The main kami is Adakayanushitakigihime, indicating that Takigihime, one of Okuninushi's many daughters ruled over this area. The areas name, Adakaya, suggest a link with the ancient Korean kingdom of Kaya.

Within the grounds are secondary shrines to Kunisokotachi, another name for kunitokotachi, one of the primordial kami of the universe, Susano, Inari, and Omodaru, a kami I had not heard of before, but belongs to the generation of kami just prior to Izanagi and Izanami.

The most interesting aspect of the shrine is the two altars to Kojin which I have posted about before.

Saturday, December 13, 2014

Gokoku Shrine, Hagi


The Hagi City Gokoku Shrine is located on a hillside in the far north of the city. Many Gokoku shrines were built on former castle sites to imbue them with authority.


Gokoku shrines are in essence branches of the infamous Yasukuni Shrine, and like it are the product of the modern period and very much a part of what would later be known as State Shinto.


Gokoku shrines enshrine all those who died "serving the Emperor", This one was the first Gokoku Shrine I've seen that was virtually abandoned. This is probably due to the fact that in 1939 the government limited its support to just one Gokoku Shrine per prefecture, and the one in Yamaguchi City was chosen.

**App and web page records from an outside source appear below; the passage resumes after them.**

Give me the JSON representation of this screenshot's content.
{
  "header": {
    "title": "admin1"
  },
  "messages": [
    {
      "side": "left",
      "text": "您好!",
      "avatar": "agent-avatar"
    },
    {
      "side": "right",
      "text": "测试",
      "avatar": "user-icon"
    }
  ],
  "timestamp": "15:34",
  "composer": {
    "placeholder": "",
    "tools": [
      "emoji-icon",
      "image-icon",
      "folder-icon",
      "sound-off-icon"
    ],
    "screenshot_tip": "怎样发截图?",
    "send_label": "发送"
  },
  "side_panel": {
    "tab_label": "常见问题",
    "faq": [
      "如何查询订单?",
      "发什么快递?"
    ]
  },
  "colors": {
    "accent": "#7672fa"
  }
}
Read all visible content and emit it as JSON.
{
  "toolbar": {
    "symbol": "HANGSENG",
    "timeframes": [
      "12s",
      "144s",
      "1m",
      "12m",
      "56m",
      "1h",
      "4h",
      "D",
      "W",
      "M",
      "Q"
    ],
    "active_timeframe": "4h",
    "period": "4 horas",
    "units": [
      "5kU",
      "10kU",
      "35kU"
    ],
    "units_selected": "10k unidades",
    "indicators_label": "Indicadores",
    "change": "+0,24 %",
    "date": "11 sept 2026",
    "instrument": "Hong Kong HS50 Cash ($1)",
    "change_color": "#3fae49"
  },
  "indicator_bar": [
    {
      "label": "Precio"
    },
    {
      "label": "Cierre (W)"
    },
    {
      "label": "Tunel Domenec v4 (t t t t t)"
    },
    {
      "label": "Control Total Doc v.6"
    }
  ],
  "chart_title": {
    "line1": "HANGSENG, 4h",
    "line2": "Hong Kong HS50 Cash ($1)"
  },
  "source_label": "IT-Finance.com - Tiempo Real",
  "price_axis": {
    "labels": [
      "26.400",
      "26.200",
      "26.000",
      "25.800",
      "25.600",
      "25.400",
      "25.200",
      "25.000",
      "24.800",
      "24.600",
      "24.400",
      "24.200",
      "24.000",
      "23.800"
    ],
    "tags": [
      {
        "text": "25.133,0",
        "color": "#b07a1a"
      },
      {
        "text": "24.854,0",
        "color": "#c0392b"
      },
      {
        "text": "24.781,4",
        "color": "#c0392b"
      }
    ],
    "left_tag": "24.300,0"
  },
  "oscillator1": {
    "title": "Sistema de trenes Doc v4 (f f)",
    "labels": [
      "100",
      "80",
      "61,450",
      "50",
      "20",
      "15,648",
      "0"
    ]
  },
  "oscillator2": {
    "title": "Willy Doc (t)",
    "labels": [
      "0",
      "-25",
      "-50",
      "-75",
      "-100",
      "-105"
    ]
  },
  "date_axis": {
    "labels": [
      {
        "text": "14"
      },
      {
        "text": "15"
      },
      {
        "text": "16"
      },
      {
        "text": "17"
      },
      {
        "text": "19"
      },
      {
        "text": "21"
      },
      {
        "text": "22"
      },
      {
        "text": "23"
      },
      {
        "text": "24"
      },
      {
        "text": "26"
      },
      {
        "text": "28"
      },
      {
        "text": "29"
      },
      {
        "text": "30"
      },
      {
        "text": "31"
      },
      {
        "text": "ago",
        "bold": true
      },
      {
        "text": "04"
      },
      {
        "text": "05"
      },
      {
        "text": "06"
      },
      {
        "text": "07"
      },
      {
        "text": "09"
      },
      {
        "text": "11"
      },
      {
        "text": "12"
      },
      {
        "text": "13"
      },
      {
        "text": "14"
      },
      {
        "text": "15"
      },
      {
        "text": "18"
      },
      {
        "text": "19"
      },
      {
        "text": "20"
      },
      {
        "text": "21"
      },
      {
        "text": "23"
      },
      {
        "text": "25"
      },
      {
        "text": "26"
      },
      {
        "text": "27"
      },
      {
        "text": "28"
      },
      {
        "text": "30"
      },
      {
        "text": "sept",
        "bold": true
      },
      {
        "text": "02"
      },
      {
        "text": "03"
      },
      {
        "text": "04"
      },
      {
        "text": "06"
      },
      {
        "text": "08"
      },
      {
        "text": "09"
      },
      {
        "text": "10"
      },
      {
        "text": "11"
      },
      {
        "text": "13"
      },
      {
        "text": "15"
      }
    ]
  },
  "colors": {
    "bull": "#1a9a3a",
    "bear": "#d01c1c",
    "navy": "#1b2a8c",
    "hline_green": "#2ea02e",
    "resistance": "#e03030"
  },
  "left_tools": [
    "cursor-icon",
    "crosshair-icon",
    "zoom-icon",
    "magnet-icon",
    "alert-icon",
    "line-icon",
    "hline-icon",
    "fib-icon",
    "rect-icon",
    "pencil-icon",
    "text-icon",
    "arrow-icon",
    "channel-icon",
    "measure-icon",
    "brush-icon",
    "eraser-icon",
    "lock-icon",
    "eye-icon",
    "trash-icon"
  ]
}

There was a really nice old well :)


Thursday, December 11, 2014


Originaly named Entsu-ji, this temple was founded under the orders of Emperor Konin in 773.

In 1345 Ashikaga Takauji established Ankoku temples in every province to honor samurai killed in battle and Entsuji was chosen to be the Izumo Ankokuji. It became a Rinzai Zen temple.

The older, traditional sects of Buddhism all had strong ties with the Imperial family and the aristocracy in Kyoto, but the shoguns chose to support the Zen sects because they were newer and with less ties to former ruling class.

The main deity worshiped here is the 11 faced Kannon.